The Merritt, B.C., golfer is, after all, in the hunt for a PGA Tour card with 135 players vying for 25 passes. If he plays well over those four starts, he’ll head back to the big leagues where he played in 2015.

But there are a few other pressing matters on his plate as well. For example, he’s scheduled for an interview with U.S. Immigration to get a green card that will allow him to continue working south of the border. That meeting is set for the Tuesday of the tour final and can’t be re-scheduled.

There’s also the fact that his wife, Casey, is about to give birth to the couple’s first child. She’s 37 weeks along, meaning she’s just three weeks shy of full term and the arrival of a baby girl.

And if that wasn’t enough stress on Sloan, consider where he and his wife now reside.


While Sloan tries to focus on hitting fairways and sinking putts, his attention is rightly aimed at his pregnant wife who is in a city that was hammered by Hurricane Harvey.

“It sucks,” he summed up. “You feel helpless.”

Sloan was playing in the last Tour event in Portland, Ore., when the storm hit Houston and, with the local airports closed, he had no way to get home.

Luckily, for the 30-year-old, his house remains dry although his wife has relocated several times since the hurricane first hit on Friday.

“She went to a friend’s house to be around people,” he related. “She barely made it out of the neighbourhood before the streets flooded over. There was two to three feet of flooding on our streets.”

A few days later, however, with the water levels continuing to rise, Casey left again ahead of flash floods, this time to her sister’s house, which is out of the affected area.

The section of Houston where the Sloans live received 35.5 inches of rain in five days. Some parts of the Texas city have had more than 50 and, Sloan said, the golf course where he plays and practices is currently under 15 feet of water.

With all the rain clouds, if would be easy to see nothing but negativity. Not Sloan. He can still see a silver lining in a city that is clearly devastated.

“The neat part of it is you watch the news coverage and you see the people from Houston and surrounding areas offering help,” he said.

“They’re donating food and donating clothes. It so encouraging to see humanity at its finest at times like this.”

Without any real way of helping first-hand, Sloan is trying to focus on his job and earning his way back to the PGA Tour. He ended the season in 53rd spot on the Tour’s money list, posting three top 10s in 19 starts.

“This is going to be my fourth trip through these finals, so I’m totally aware of the pressure that goes with it,” he said. “I think, at this point, it’s just about playing golf. You get to be disciplined and focus on each shot.

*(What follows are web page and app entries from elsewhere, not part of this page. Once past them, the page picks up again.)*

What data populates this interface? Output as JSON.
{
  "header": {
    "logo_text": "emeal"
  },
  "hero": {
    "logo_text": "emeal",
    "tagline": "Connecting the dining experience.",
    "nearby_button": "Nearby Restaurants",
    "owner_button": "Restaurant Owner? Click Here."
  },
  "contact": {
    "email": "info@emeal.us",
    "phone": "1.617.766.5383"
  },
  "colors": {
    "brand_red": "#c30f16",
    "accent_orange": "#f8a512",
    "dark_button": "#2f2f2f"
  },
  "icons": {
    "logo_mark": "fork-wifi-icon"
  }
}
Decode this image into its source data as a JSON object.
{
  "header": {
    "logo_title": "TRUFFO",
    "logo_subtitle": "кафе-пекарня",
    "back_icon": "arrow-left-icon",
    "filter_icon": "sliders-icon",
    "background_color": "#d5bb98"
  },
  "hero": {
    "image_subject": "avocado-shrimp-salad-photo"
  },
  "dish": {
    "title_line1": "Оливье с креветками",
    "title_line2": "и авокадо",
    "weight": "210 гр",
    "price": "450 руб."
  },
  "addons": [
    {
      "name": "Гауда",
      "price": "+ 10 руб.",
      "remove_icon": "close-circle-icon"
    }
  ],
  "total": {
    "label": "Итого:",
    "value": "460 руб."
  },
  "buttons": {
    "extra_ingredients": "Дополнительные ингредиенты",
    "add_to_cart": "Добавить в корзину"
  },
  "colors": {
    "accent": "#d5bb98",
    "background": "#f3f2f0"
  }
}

I know that’s cliché, but you just have to ignore the fact there’s a PGA Tour card at stake.

“I’m confident that if I just play my golf, at the end of four tournaments we’re going to be right where we need to be.”

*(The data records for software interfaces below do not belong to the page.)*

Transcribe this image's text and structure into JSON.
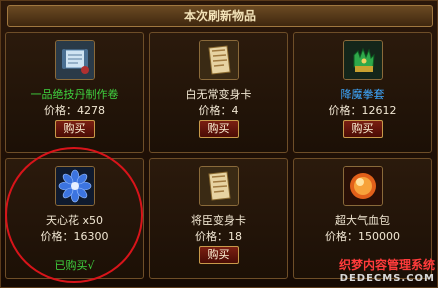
{
  "panel": {
    "title": "本次刷新物品"
  },
  "button_label": "购买",
  "items": [
    {
      "name": "一品绝技丹制作卷",
      "price_label": "价格：",
      "price": "4278",
      "icon": "scroll-icon",
      "status": "buy"
    },
    {
      "name": "白无常变身卡",
      "price_label": "价格：",
      "price": "4",
      "icon": "transform-card-icon",
      "status": "buy"
    },
    {
      "name": "降魔拳套",
      "price_label": "价格：",
      "price": "12612",
      "icon": "gauntlet-icon",
      "status": "buy"
    },
    {
      "name": "天心花 x50",
      "price_label": "价格：",
      "price": "16300",
      "icon": "blue-flower-icon",
      "status": "bought",
      "bought_label": "已购买√"
    },
    {
      "name": "将臣变身卡",
      "price_label": "价格：",
      "price": "18",
      "icon": "transform-card-icon",
      "status": "buy"
    },
    {
      "name": "超大气血包",
      "price_label": "价格：",
      "price": "150000",
      "icon": "health-orb-icon",
      "status": "none"
    }
  ],
  "colors": {
    "green_name": "#3fd23f",
    "blue_name": "#3ea8ff",
    "highlight_circle": "#d8141a"
  },
  "watermark": {
    "line1": "织梦内容管理系统",
    "line2": "DEDECMS.COM"
  }
}
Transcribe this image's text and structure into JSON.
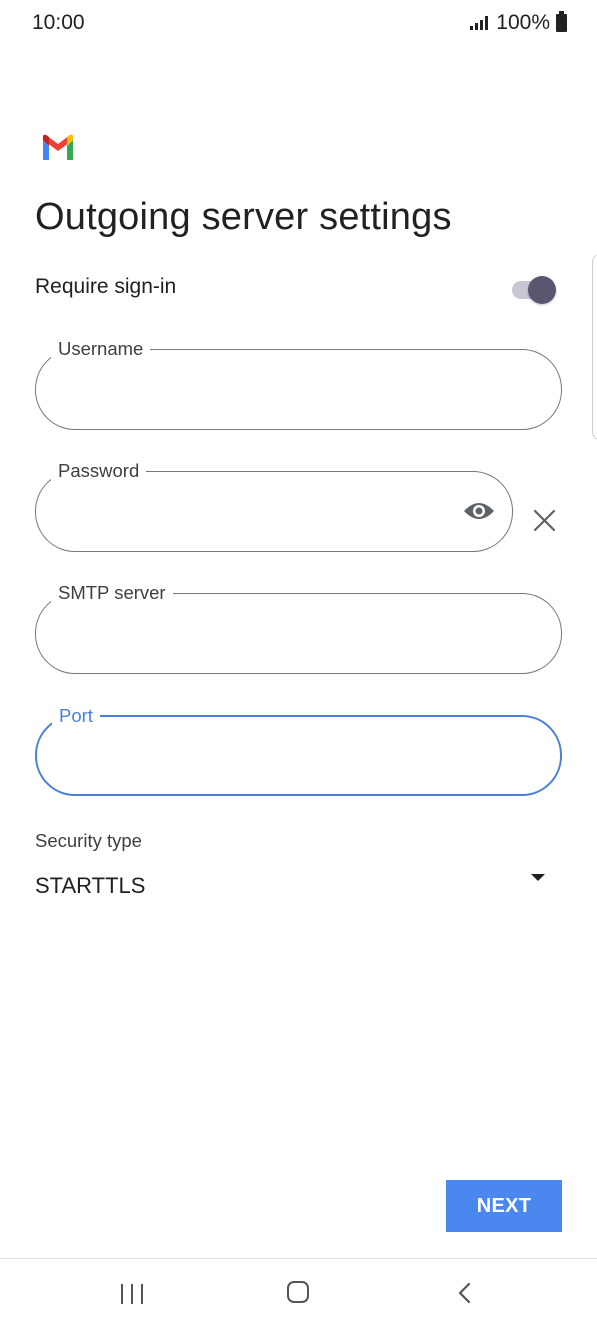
{
  "status_bar": {
    "time": "10:00",
    "battery": "100%",
    "signal_icon": "signal-icon",
    "battery_icon": "battery-icon"
  },
  "app": {
    "logo_icon": "gmail-logo-icon"
  },
  "page": {
    "title": "Outgoing server settings"
  },
  "require_signin": {
    "label": "Require sign-in",
    "enabled": true
  },
  "fields": {
    "username": {
      "label": "Username",
      "value": ""
    },
    "password": {
      "label": "Password",
      "value": "",
      "toggle_icon": "eye-icon",
      "clear_icon": "close-icon"
    },
    "smtp_server": {
      "label": "SMTP server",
      "value": ""
    },
    "port": {
      "label": "Port",
      "value": "",
      "focused": true
    }
  },
  "security": {
    "label": "Security type",
    "value": "STARTTLS"
  },
  "actions": {
    "next_label": "NEXT"
  },
  "nav": {
    "recents_icon": "recents-icon",
    "home_icon": "home-icon",
    "back_icon": "back-icon"
  },
  "colors": {
    "accent": "#4a88f0",
    "focus": "#4a80d8",
    "toggle_thumb": "#5b5570"
  }
}
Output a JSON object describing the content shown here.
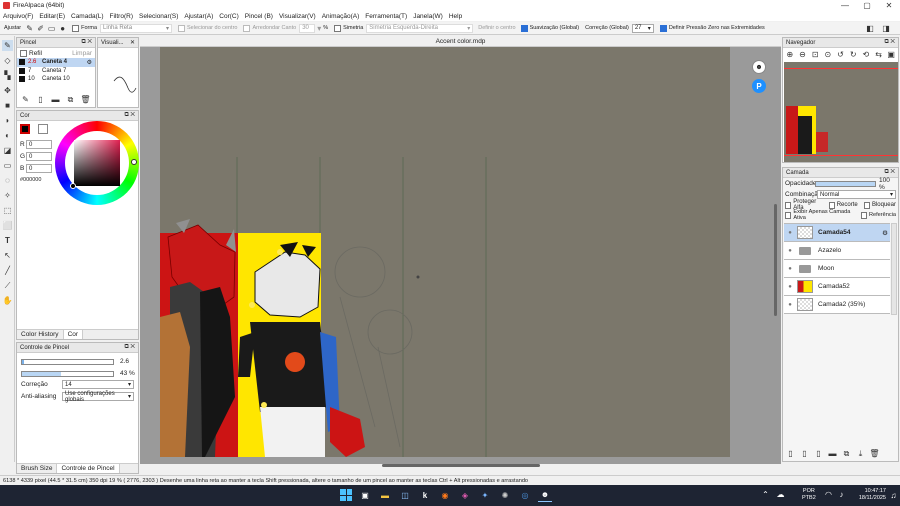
{
  "title_bar": {
    "app_title": "FireAlpaca (64bit)"
  },
  "menu": [
    "Arquivo(F)",
    "Editar(E)",
    "Camada(L)",
    "Filtro(R)",
    "Selecionar(S)",
    "Ajustar(A)",
    "Cor(C)",
    "Pincel (B)",
    "Visualizar(V)",
    "Animação(A)",
    "Ferramenta(T)",
    "Janela(W)",
    "Help"
  ],
  "toolbar": {
    "adjust": "Ajustar",
    "forma": "Forma",
    "linha_reta": "Linha Reta",
    "selecionar_centro": "Selecionar do centro",
    "arredondar": "Arredondar Canto",
    "arredondar_value": "30",
    "percent": "%",
    "simetria": "Simetria",
    "simetria_value": "Simetria Esquerda-Direita",
    "definir_centro": "Definir o centro",
    "suavizacao": "Suavização (Global)",
    "correcao": "Correção (Global)",
    "correcao_value": "27",
    "pressao": "Definir Pressão Zero nas Extremidades"
  },
  "pincel_panel": {
    "title": "Pincel",
    "refil": "Refil",
    "limpar": "Limpar",
    "pens": [
      {
        "size": "2.6",
        "name": "Caneta 4",
        "selected": true
      },
      {
        "size": "7",
        "name": "Caneta 7",
        "selected": false
      },
      {
        "size": "10",
        "name": "Caneta 10",
        "selected": false
      }
    ]
  },
  "visual_panel": {
    "title": "Visuali..."
  },
  "cor_panel": {
    "title": "Cor",
    "r_label": "R",
    "r_value": "0",
    "g_label": "G",
    "g_value": "0",
    "b_label": "B",
    "b_value": "0",
    "hex": "#000000",
    "tabs": [
      "Color History",
      "Cor"
    ]
  },
  "brush_control": {
    "title": "Controle de Pincel",
    "size_value": "2.6",
    "opacity_value": "43 %",
    "opacity_fraction": 0.43,
    "correction_label": "Correção",
    "correction_value": "14",
    "antialias_label": "Anti-aliasing",
    "antialias_value": "Use configurações globais",
    "tabs": [
      "Brush Size",
      "Controle de Pincel"
    ]
  },
  "canvas": {
    "doc_tab": "Accent color.mdp"
  },
  "navigator": {
    "title": "Navegador"
  },
  "camada_panel": {
    "title": "Camada",
    "opacity_label": "Opacidade",
    "opacity_value": "100 %",
    "blend_label": "Combinação",
    "blend_value": "Normal",
    "protect_alpha": "Proteger Alfa",
    "clip": "Recorte",
    "lock": "Bloquear",
    "show_active": "Exibir Apenas Camada Ativa",
    "reference": "Referência",
    "layers": [
      {
        "name": "Camada54",
        "type": "layer",
        "selected": true
      },
      {
        "name": "Azazelo",
        "type": "folder",
        "selected": false
      },
      {
        "name": "Moon",
        "type": "folder",
        "selected": false
      },
      {
        "name": "Camada52",
        "type": "layer",
        "selected": false
      },
      {
        "name": "Camada2 (35%)",
        "type": "layer",
        "selected": false
      }
    ]
  },
  "status_bar": {
    "info": "6138 * 4339 pixel   (44.5 * 31.5 cm)   350 dpi   19 %   ( 2776, 2303 )   Desenhe uma linha reta ao manter a tecla Shift pressionada, altere o tamanho de um pincel ao manter as teclas Ctrl + Alt pressionadas e arrastando"
  },
  "taskbar": {
    "lang_top": "POR",
    "lang_bottom": "PTB2",
    "time": "10:47:17",
    "date": "18/11/2025"
  },
  "colors": {
    "accent": "#2a6fd6",
    "canvas_bg": "#7b776b",
    "workspace": "#9a9a9a"
  }
}
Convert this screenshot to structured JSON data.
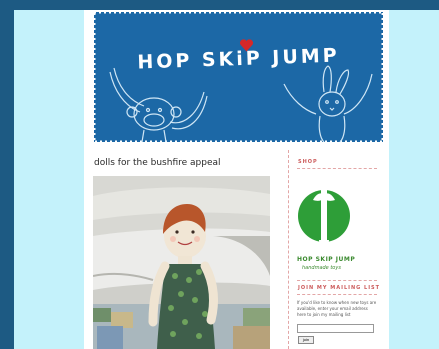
{
  "blog": {
    "title": "HOP SKiP JUMP"
  },
  "post": {
    "title": "dolls for the bushfire appeal"
  },
  "sidebar": {
    "shop_heading": "SHOP",
    "shop_name": "HOP SKIP JUMP",
    "shop_subtitle": "handmade toys",
    "mailing_heading": "JOIN MY MAILING LIST",
    "mailing_text": "If you'd like to know when new toys are available, enter your email address here to join my mailing list",
    "email_placeholder": "",
    "join_button": "join"
  },
  "colors": {
    "background": "#1d5a83",
    "frame": "#c4f2fb",
    "banner": "#1c68a6",
    "heart": "#d62828",
    "logo_green": "#2e9e38",
    "accent_pink": "#cc5b5b"
  }
}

Sloan has always been a guy focused on the positive and seeing good things even when those around him might not, golf or otherwise. This current situation might test the will of anyone, but he looks at it from a different side.

“There are plenty of things to distract me from getting a PGA Tour card,” he stated, “but at the same time a lot of things that motivate me to play really good golf.”

If he can somehow manage to be there for the arrival of his baby girl, go back to an intact home and be successful in getting his green card, then putting a golf ball into a hole should be no problem whatsoever.